The Judges' Page newsletter is published by the National CASA Association and the National Council of Juvenile and Family Court Judges.

The Need for Trauma–Informed
Dependency Courts

judge j. dean lewisWinter 2015

J. Dean Lewis, Judge (retired)
Former Member, National CASA Association Board of Trustees
Past President, National Council of Juvenile and Family Court Judges

What is a trauma-informed dependency court? Why is it critical to positive outcomes for children and youth, families and caregivers, that those who participate in the dependency court systems be trained in trauma-informed care and implement trauma-informed policies, practices and services? How can judges and courts lead this effort?

Our authors will answer these questions in this issue of The Judges’ Page from the perspective of the judge, the attorney, the child and the CASA/GAL volunteer. They will provide you with research and training tools. They will share their experiences and encourage you to think of the dependency court from a totally different perspective.


Articles in This Issue

Trauma-Informed Courts and the Role of the Judge
Shawn C. Marsh, PhD, Chief Program Officer (Juvenile Law), National Council of Juvenile and Family Court Judges.
Mari Kay Bickett, JD, Chief Executive Officer, National Council of Juvenile and Family Court Judges


Ominous Trends in Foster Care: Can Trauma-Informed Courts Improve Outcomes?
Michael S. Piraino, CEO, National CASA Association


Making a Case for Why Trauma Isn’t Fading Away
Kelly Decker, PhD, Clinical Psychologist, National Center for Child Traumatic Stress


The Trauma-Informed Judge: Asking All the Right Questions
Judge Mary E. Triggiano, Milwaukee County Circuit Court, Wisconsin


Building Trauma-Informed Dependency Courts by Using the Web-Based Tool “Trauma Informed Care: Perspectives and Resources”
Eileen Elias, MEd
Kathryne O’Grady, JD, Child Welfare Policy Director, National Technical Assistance Center for Children’s Mental Health
Sherry Peters, MSW, ACSW, Assistant Professor and Senior Policy Associate, Georgetown University


Using a Trauma Lens
Judge Lynn Tepper, 6th Judicial Circuit, Pasco, Florida


One Way of Being a More Trauma-Responsive Court
Judge Doug Johnson, Separate Juvenile Court of Douglas County, Nebraska
Tammy Quick, Supervisor, CASA for Douglas County
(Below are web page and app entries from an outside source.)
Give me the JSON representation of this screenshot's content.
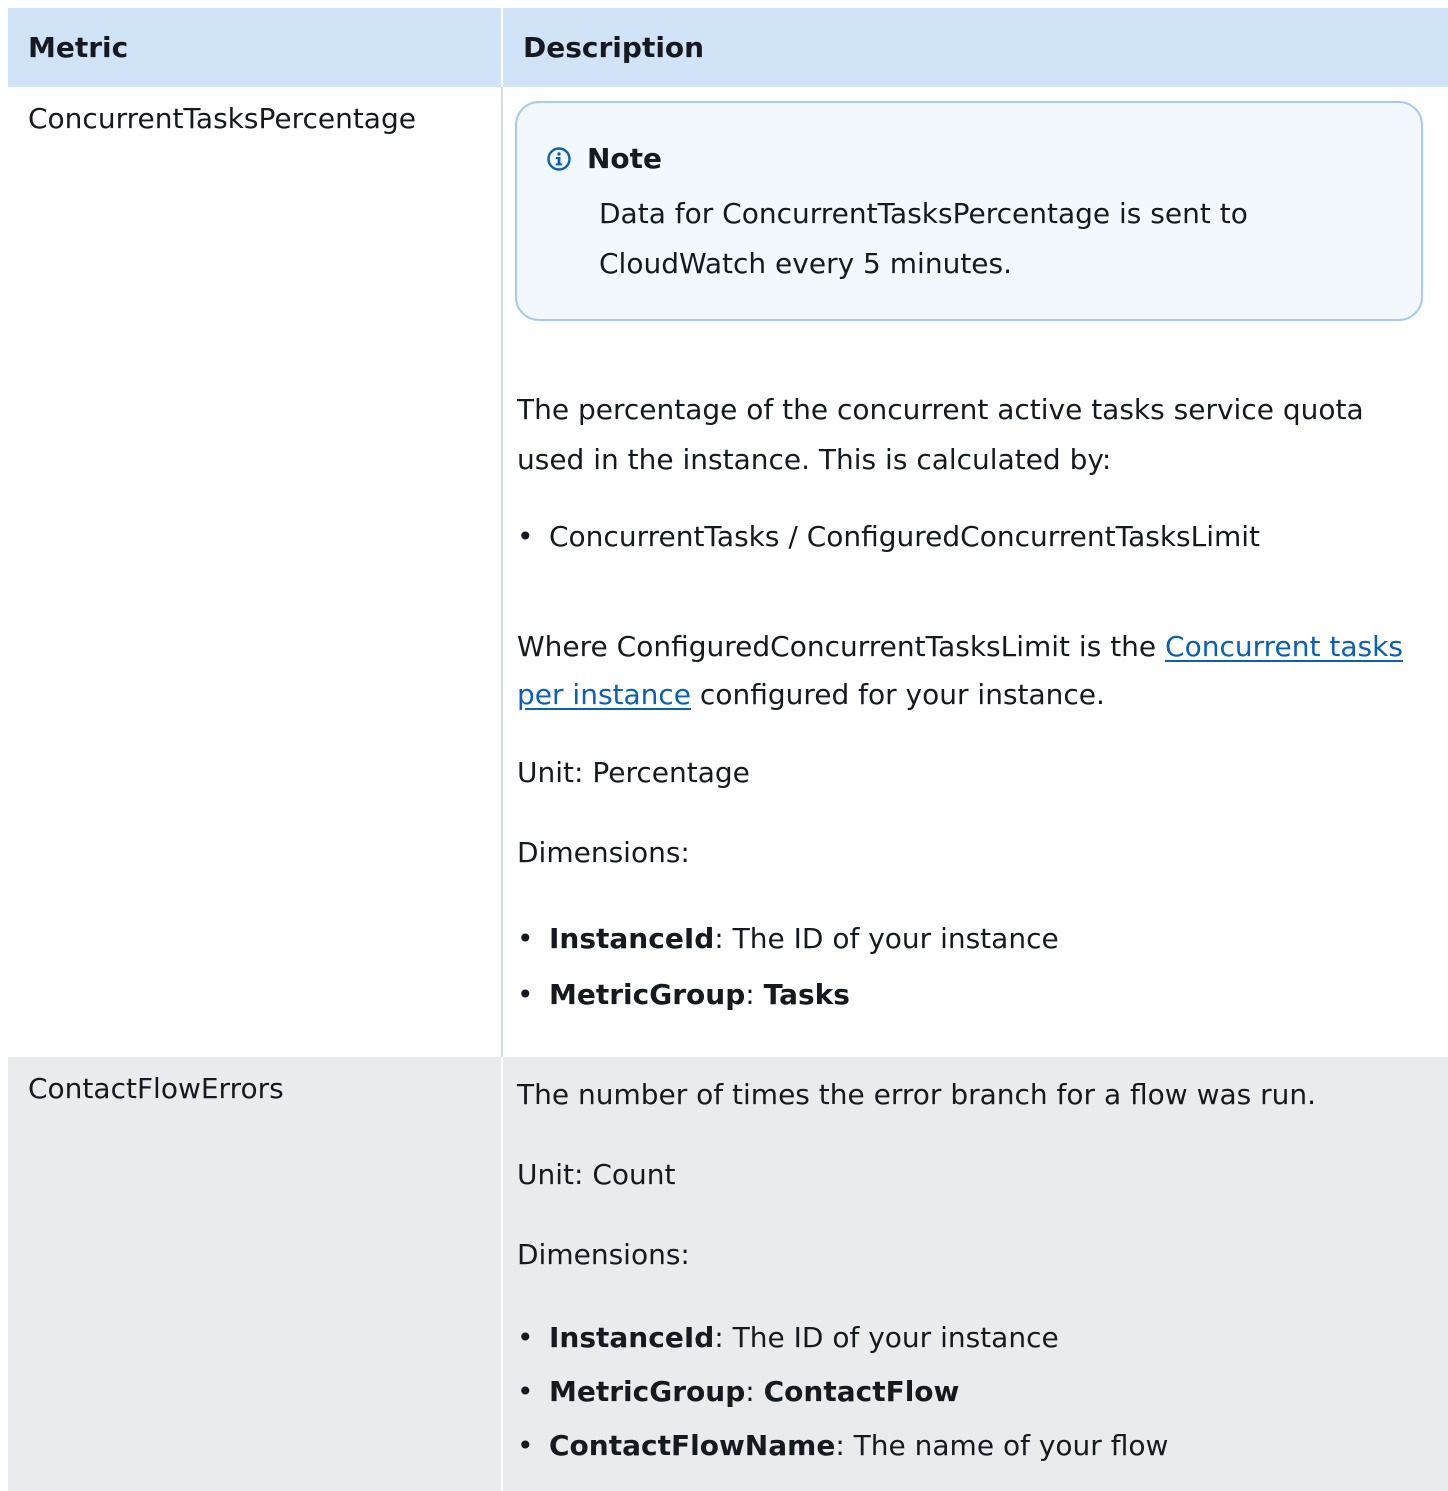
{
  "table": {
    "headers": [
      "Metric",
      "Description"
    ],
    "rows": [
      {
        "metric": "ConcurrentTasksPercentage",
        "note": {
          "title": "Note",
          "body": "Data for ConcurrentTasksPercentage is sent to CloudWatch every 5 minutes.",
          "icon": "info-icon"
        },
        "description": "The percentage of the concurrent active tasks service quota used in the instance. This is calculated by:",
        "formula": "ConcurrentTasks / ConfiguredConcurrentTasksLimit",
        "where_prefix": "Where ConfiguredConcurrentTasksLimit is the ",
        "where_link": "Concurrent tasks per instance",
        "where_suffix": " configured for your instance.",
        "unit": "Unit: Percentage",
        "dimensions_label": "Dimensions:",
        "dimensions": [
          {
            "key": "InstanceId",
            "sep": ": ",
            "value": "The ID of your instance",
            "value_bold": false
          },
          {
            "key": "MetricGroup",
            "sep": ": ",
            "value": "Tasks",
            "value_bold": true
          }
        ]
      },
      {
        "metric": "ContactFlowErrors",
        "description": "The number of times the error branch for a flow was run.",
        "unit": "Unit: Count",
        "dimensions_label": "Dimensions:",
        "dimensions": [
          {
            "key": "InstanceId",
            "sep": ": ",
            "value": "The ID of your instance",
            "value_bold": false
          },
          {
            "key": "MetricGroup",
            "sep": ": ",
            "value": "ContactFlow",
            "value_bold": true
          },
          {
            "key": "ContactFlowName",
            "sep": ": ",
            "value": "The name of your flow",
            "value_bold": false
          }
        ]
      }
    ]
  },
  "colors": {
    "header_bg": "#d1e4f7",
    "row_alt_bg": "#e9ebed",
    "note_border": "#a6cbef",
    "note_bg": "#f2f8fd",
    "link": "#0a60b5",
    "info_icon": "#0a60b5"
  }
}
The Unique Role of the CASA Volunteer: Hearing Things That Cannot Be Said
Amanda Kasper, MPH, CASA Volunteer


Understanding Trauma and Its Impact on Child Clients
Eva J. Klain, Director of the Child and Adolescent Health Project, ABA Center on Children and the Law

Copyright 2014, American Bar Association. Reprinted with permission from the ABA Center on Children and the Law. All rights reserved. This article is part of a series on trauma and children in the child welfare system and will be compiled into a forthcoming book. For more articles, visit www.childlawpractice.org


Peacemaking: An Ancient System with Modern Applications
Victoria Sweet, JD, Senior Policy Analyst, National Council of Juvenile and Family Court Judges


The National CASA Network Responds to Advocates’ Need for Trauma-Informed Training
Michael S. Piraino, CEO, National CASA Association


Web Resources
Lindsay Stares, Communications Department, National CASA Association


The National Council of Juvenile and Family Court Judges took the lead in securing articles for this issue of The Judges’ Page and we thank the NCJFCJ staff for sharing their research and expertise in encouraging the creation of trauma-informed courts.

The comments of article authors do not necessarily reflect the policies of the National CASA Association or the National Council of Juvenile and Family Court Judges.

 
The US Department of Justice has supported CASA advocacy since 1985 through its Office of Juvenile Justice and Delinquency Prevention.
This Web site is funded in part through a grant from the Office of Juvenile Justice and Deliquency Prevention, Office of Justice Programs, US Department of Justice. Neither the US Department of Justice nor any of its components operate, control, are responsible for, or necessarily endorse, this Web site (including, without limitation, its content, technical infrastructure, and policies, and any services or tools provided).